This analogy is shown in the video, when Roskopf tests DeChambeau's hip flexion. He finds a weak spot that apparently "blows the circuit". After doing repetitions on the machine, Bryson's flexibility is tested and, although the American is strong in one area, Roskopf finds a spot that is weak. This results in the whole hip area weakening/short circuiting with the whole process needing to be reset and completed again.

As a result of the MAT method, DeChambeau has seen his swing speed go from 117mph to consistently over 140mph. It also saw the American finish eighth at the World Long Drive Championship.

Bryson DeChabeau hits a drive

DeChambeau has added around 20-30 miles per hour of clubhead speed.

(Image credit: Getty Images)

"With Bryson, everything we have done has increased his range of motion. This is done by increasing stability and strength through those ranges of motion", says Roskopf. "Most of the time, Bryson comes in strong and we do struggle to find weaknesses, but we then challenge thresholds. We put him on the exercises, we know the weights he can lift and find the exercises that cause him to exceed his tolerance level.

"If he doesn’t exceed his tolerance level, then all of those muscles will go weak and we have to reset that series of muscles. So, the idea of this process is movement by movement, muscle by muscle, we are making all the isolated movements and parts strong and raising the integrity of the nervous system in each movement.

"This means that when he does an integrated movement, like a golf swing, the integrated system now says I have no weak link so bring it on, I can do what ever I want! That’s why it’s showing up in his clubhead and ball speed.

“I went through his numbers around four to five months ago and every movement he has done in the body has doubled from the first point of when he started doing the exercise programme. He has no weak link in the chain, you’re only as strong as your weakest link and when you perform at the optimal levels and try and produce the force, club and ball speeds that he is producing, then your weak links are going to show themselves.”

"I’ve been in professional sports for over 25 years and I do not see these type of strength changes happening in any other sport, or with any other athlete, and I have seen athletes on steroids! To see these type of changes, which are pure and with no steroids, just validates the whole process of what we have been doing."

Matt Cradock
Staff Writer

Matt joined Golf Monthly in February 2021 covering weekend news, before also transitioning to equipment and testing. After freelancing for Golf Monthly and The PGA for 18 months, he was offered a full-time position at the company in October 2022 and continues to cover weekend news and social media, as well as help look after Golf Monthly’s many buyers’ guides and equipment reviews.

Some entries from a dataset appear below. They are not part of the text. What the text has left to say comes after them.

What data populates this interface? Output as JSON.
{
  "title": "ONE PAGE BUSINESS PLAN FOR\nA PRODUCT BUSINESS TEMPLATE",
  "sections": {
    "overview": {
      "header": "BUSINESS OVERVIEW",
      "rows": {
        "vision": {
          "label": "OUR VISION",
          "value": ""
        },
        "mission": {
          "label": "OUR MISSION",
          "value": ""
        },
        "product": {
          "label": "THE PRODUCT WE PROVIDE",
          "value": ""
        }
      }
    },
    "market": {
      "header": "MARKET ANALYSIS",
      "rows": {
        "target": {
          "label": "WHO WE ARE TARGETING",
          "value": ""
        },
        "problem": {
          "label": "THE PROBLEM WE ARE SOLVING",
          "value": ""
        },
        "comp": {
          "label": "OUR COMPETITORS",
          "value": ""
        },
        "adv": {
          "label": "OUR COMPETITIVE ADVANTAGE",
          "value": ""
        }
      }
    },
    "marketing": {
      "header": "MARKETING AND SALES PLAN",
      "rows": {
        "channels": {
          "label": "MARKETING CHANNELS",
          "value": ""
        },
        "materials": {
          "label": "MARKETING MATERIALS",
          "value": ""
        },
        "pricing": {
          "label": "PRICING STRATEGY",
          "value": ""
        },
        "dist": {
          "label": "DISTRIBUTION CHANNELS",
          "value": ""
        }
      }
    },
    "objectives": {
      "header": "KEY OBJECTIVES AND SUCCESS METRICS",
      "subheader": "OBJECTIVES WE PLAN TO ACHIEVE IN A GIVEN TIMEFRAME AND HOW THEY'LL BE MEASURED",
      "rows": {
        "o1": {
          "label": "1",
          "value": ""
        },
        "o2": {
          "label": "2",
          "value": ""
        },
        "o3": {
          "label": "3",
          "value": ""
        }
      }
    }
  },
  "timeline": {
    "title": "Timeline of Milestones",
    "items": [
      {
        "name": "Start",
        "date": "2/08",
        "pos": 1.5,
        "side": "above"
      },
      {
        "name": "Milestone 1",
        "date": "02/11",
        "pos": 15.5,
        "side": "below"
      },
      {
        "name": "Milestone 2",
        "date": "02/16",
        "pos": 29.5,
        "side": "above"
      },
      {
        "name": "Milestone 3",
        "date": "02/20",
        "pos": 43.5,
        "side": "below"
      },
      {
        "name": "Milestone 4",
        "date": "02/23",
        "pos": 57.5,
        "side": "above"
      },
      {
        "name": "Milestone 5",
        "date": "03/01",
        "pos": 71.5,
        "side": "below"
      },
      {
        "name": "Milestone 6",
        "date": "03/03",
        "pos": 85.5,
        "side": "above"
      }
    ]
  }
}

Taking up the game when he was just seven years of age, Matt made it into his county squad just a year later and continues to play the game at a high standard, with a handicap of around 2-4. To date, his best round came in 2016, where he shot a six-under-par 66 having been seven-under through nine holes. He currently plays at Witney Lakes in Oxfordshire and his favourite player is Rory McIlroy, despite nearly being struck by his second shot at the 17th during the 2015 BMW PGA Championship.

Matt’s current What’s In The Bag?

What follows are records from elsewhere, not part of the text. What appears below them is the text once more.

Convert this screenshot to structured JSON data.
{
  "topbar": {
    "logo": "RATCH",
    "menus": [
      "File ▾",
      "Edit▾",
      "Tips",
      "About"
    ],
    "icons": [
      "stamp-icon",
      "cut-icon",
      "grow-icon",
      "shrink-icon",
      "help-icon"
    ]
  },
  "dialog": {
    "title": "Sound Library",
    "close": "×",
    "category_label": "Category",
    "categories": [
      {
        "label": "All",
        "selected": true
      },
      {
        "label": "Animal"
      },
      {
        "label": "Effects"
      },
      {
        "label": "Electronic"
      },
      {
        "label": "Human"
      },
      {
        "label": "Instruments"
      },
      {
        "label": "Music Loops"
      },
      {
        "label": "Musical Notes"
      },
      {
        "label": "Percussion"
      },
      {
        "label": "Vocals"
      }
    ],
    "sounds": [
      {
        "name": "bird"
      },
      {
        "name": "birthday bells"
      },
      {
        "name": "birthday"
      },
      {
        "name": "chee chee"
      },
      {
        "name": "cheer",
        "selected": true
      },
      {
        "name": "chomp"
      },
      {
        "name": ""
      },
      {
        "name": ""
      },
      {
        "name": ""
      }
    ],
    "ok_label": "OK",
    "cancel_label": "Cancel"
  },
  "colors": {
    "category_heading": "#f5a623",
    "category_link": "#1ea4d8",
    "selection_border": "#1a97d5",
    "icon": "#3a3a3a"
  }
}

Driver: Honma TW747, 8.75°

Fairway Wood: TaylorMade Rocketballz Stage 2, 15°, 19°

Hybrid: Adams Super Hybrid, 22°

Irons: Mizuno MP54, 5-PW

Wedges: Cleveland 588 RTX 2.0 Tour Satin, 50°, 56°, 60°

Putter: Cleveland TFI 2135 Satin Cero

Ball: Titleist Pro V1x